A political agreement is still the best solution to this deadly conflict, and every effort must be made to find one. President Obama has resisted demands that he intervene militarily and in force. Though Mr. Assad’s use of chemical weapons surely requires a response of some kind, the arguments against deep American involvement remain as compelling as ever."

After reading a Times editorial, I always find myself wondering whether it was written after consultation with one of Obama's aides to ascertain that they are on the same page.

"It is hard to believe that [Russia and China] would defend [Assad's] use of chemical weapons"? What simplemindedness provoking substance are they smoking in Manhattan's New York Times Building?

The message of this editorial? Yes, President Obama has painted himself into a corner, but don't do anything rash, and please make certain that Kerry's "dear friend" Assad is made aware, before a single Cruise missile is sent skyward, that this is a one-off operation intended to ease Obama's feelings of discomfort, but not intended to change facts on the ground.

It's kind of like Obama's "surge" in Afghanistan, when he concurrently informed the Taliban that he would be withdrawing US troops by the end of 2014. Talk about telegraphing your punches . . .

Apparently, Obama and the editorial board of the Times wear their naivete on their sleeves.


  1. Bambi finally meets Genghis Khan.

    Actually, I do wonder how Russia is going to deal with the issue now being more about a statement about use of chemical weapons than who used them. Why? Sochi2014. Russia has to worry about Chechen terror attacks.

    Hope you all have your gas masks and atropine in Caesarea.

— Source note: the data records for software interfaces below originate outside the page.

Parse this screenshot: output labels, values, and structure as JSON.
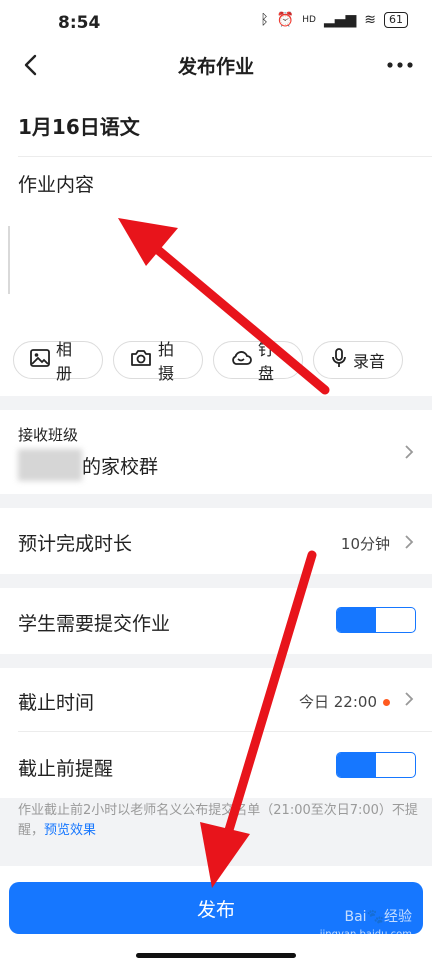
{
  "status": {
    "time": "8:54",
    "hd": "HD",
    "battery": "61"
  },
  "header": {
    "title": "发布作业"
  },
  "homework": {
    "title": "1月16日语文",
    "content_placeholder": "作业内容"
  },
  "media": [
    {
      "label": "相册",
      "icon": "image-icon"
    },
    {
      "label": "拍摄",
      "icon": "camera-icon"
    },
    {
      "label": "钉盘",
      "icon": "cloud-icon"
    },
    {
      "label": "录音",
      "icon": "mic-icon"
    }
  ],
  "receive": {
    "label": "接收班级",
    "class_suffix": "的家校群"
  },
  "duration": {
    "label": "预计完成时长",
    "value": "10分钟"
  },
  "submit": {
    "label": "学生需要提交作业",
    "enabled": true
  },
  "deadline": {
    "label": "截止时间",
    "value": "今日 22:00"
  },
  "remind": {
    "label": "截止前提醒",
    "enabled": true
  },
  "note": {
    "text": "作业截止前2小时以老师名义公布提交名单（21:00至次日7:00）不提醒，",
    "link": "预览效果"
  },
  "publish": {
    "label": "发布"
  },
  "watermark": {
    "brand": "Bai🐾经验",
    "url": "jingyan.baidu.com"
  },
  "colors": {
    "accent": "#1677ff",
    "arrow": "#e8141b",
    "dot": "#ff5a1f"
  }
}
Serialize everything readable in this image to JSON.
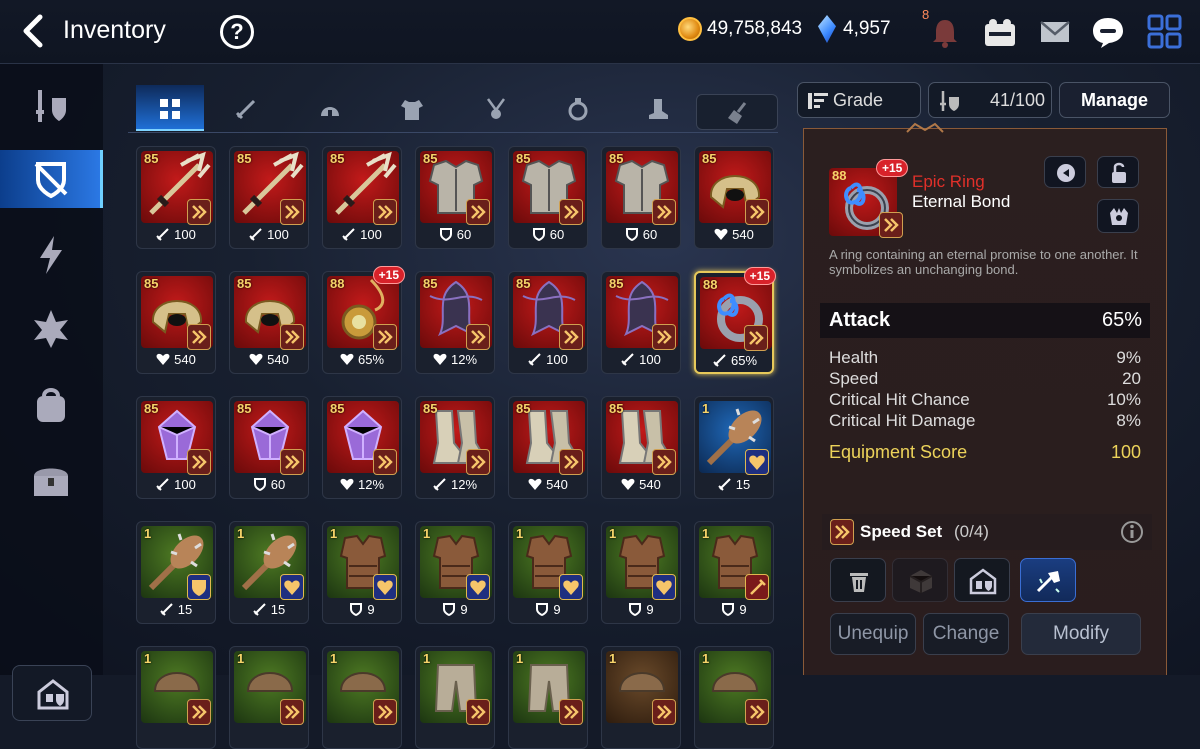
{
  "header": {
    "title": "Inventory",
    "help_symbol": "?",
    "gold": "49,758,843",
    "crystals": "4,957",
    "notification_count": "8"
  },
  "tabs": [
    "all-icon",
    "weapon-icon",
    "helmet-icon",
    "armor-icon",
    "necklace-icon",
    "ring-icon",
    "boots-icon"
  ],
  "controls": {
    "sort_label": "Grade",
    "capacity": "41/100",
    "manage_label": "Manage"
  },
  "grid": [
    {
      "lvl": "85",
      "stat": "100",
      "stype": "attack",
      "art": "trident",
      "bg": "red"
    },
    {
      "lvl": "85",
      "stat": "100",
      "stype": "attack",
      "art": "trident",
      "bg": "red"
    },
    {
      "lvl": "85",
      "stat": "100",
      "stype": "attack",
      "art": "trident",
      "bg": "red"
    },
    {
      "lvl": "85",
      "stat": "60",
      "stype": "defense",
      "art": "armor",
      "bg": "red"
    },
    {
      "lvl": "85",
      "stat": "60",
      "stype": "defense",
      "art": "armor",
      "bg": "red"
    },
    {
      "lvl": "85",
      "stat": "60",
      "stype": "defense",
      "art": "armor",
      "bg": "red"
    },
    {
      "lvl": "85",
      "stat": "540",
      "stype": "health",
      "art": "helmet",
      "bg": "red"
    },
    {
      "lvl": "85",
      "stat": "540",
      "stype": "health",
      "art": "helmet",
      "bg": "red"
    },
    {
      "lvl": "85",
      "stat": "540",
      "stype": "health",
      "art": "helmet",
      "bg": "red"
    },
    {
      "lvl": "88",
      "stat": "65%",
      "stype": "health",
      "art": "necklace",
      "bg": "red",
      "plus": "+15"
    },
    {
      "lvl": "85",
      "stat": "12%",
      "stype": "health",
      "art": "amulet",
      "bg": "red"
    },
    {
      "lvl": "85",
      "stat": "100",
      "stype": "attack",
      "art": "amulet",
      "bg": "red"
    },
    {
      "lvl": "85",
      "stat": "100",
      "stype": "attack",
      "art": "amulet",
      "bg": "red"
    },
    {
      "lvl": "88",
      "stat": "65%",
      "stype": "attack",
      "art": "ring",
      "bg": "red",
      "plus": "+15",
      "selected": true
    },
    {
      "lvl": "85",
      "stat": "100",
      "stype": "attack",
      "art": "crystal",
      "bg": "red"
    },
    {
      "lvl": "85",
      "stat": "60",
      "stype": "defense",
      "art": "crystal",
      "bg": "red"
    },
    {
      "lvl": "85",
      "stat": "12%",
      "stype": "health",
      "art": "crystal",
      "bg": "red"
    },
    {
      "lvl": "85",
      "stat": "12%",
      "stype": "attack",
      "art": "boots",
      "bg": "red"
    },
    {
      "lvl": "85",
      "stat": "540",
      "stype": "health",
      "art": "boots",
      "bg": "red"
    },
    {
      "lvl": "85",
      "stat": "540",
      "stype": "health",
      "art": "boots",
      "bg": "red"
    },
    {
      "lvl": "1",
      "stat": "15",
      "stype": "attack",
      "art": "club",
      "bg": "blue",
      "set": "heart"
    },
    {
      "lvl": "1",
      "stat": "15",
      "stype": "attack",
      "art": "club",
      "bg": "green",
      "set": "shield"
    },
    {
      "lvl": "1",
      "stat": "15",
      "stype": "attack",
      "art": "club",
      "bg": "green",
      "set": "heart"
    },
    {
      "lvl": "1",
      "stat": "9",
      "stype": "defense",
      "art": "vest",
      "bg": "green",
      "set": "heart"
    },
    {
      "lvl": "1",
      "stat": "9",
      "stype": "defense",
      "art": "vest",
      "bg": "green",
      "set": "heart"
    },
    {
      "lvl": "1",
      "stat": "9",
      "stype": "defense",
      "art": "vest",
      "bg": "green",
      "set": "heart"
    },
    {
      "lvl": "1",
      "stat": "9",
      "stype": "defense",
      "art": "vest",
      "bg": "green",
      "set": "heart"
    },
    {
      "lvl": "1",
      "stat": "9",
      "stype": "defense",
      "art": "vest",
      "bg": "green",
      "set": "sword"
    },
    {
      "lvl": "1",
      "stat": "",
      "stype": "",
      "art": "cap",
      "bg": "green"
    },
    {
      "lvl": "1",
      "stat": "",
      "stype": "",
      "art": "cap",
      "bg": "green"
    },
    {
      "lvl": "1",
      "stat": "",
      "stype": "",
      "art": "cap",
      "bg": "green"
    },
    {
      "lvl": "1",
      "stat": "",
      "stype": "",
      "art": "pants",
      "bg": "green"
    },
    {
      "lvl": "1",
      "stat": "",
      "stype": "",
      "art": "pants",
      "bg": "green"
    },
    {
      "lvl": "1",
      "stat": "",
      "stype": "",
      "art": "cap",
      "bg": "brown"
    },
    {
      "lvl": "1",
      "stat": "",
      "stype": "",
      "art": "cap",
      "bg": "green"
    }
  ],
  "detail": {
    "level": "88",
    "plus": "+15",
    "grade": "Epic Ring",
    "name": "Eternal Bond",
    "description": "A ring containing an eternal promise to one another. It symbolizes an unchanging bond.",
    "main_stat": {
      "label": "Attack",
      "value": "65%"
    },
    "substats": [
      {
        "label": "Health",
        "value": "9%"
      },
      {
        "label": "Speed",
        "value": "20"
      },
      {
        "label": "Critical Hit Chance",
        "value": "10%"
      },
      {
        "label": "Critical Hit Damage",
        "value": "8%"
      }
    ],
    "score": {
      "label": "Equipment Score",
      "value": "100"
    },
    "set": {
      "name": "Speed Set",
      "count": "(0/4)"
    },
    "buttons": {
      "unequip": "Unequip",
      "change": "Change",
      "modify": "Modify"
    }
  }
}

  2. The cyber war has already begun.

    RT:"Syrian Electronic Army takes down New York Times website, claims Twitter’s domains"

    Normally, I wouldn't give much credit to anything written in RT but so far not a single US news outlet is reporting this story and the site has already been down for more than 10 hours.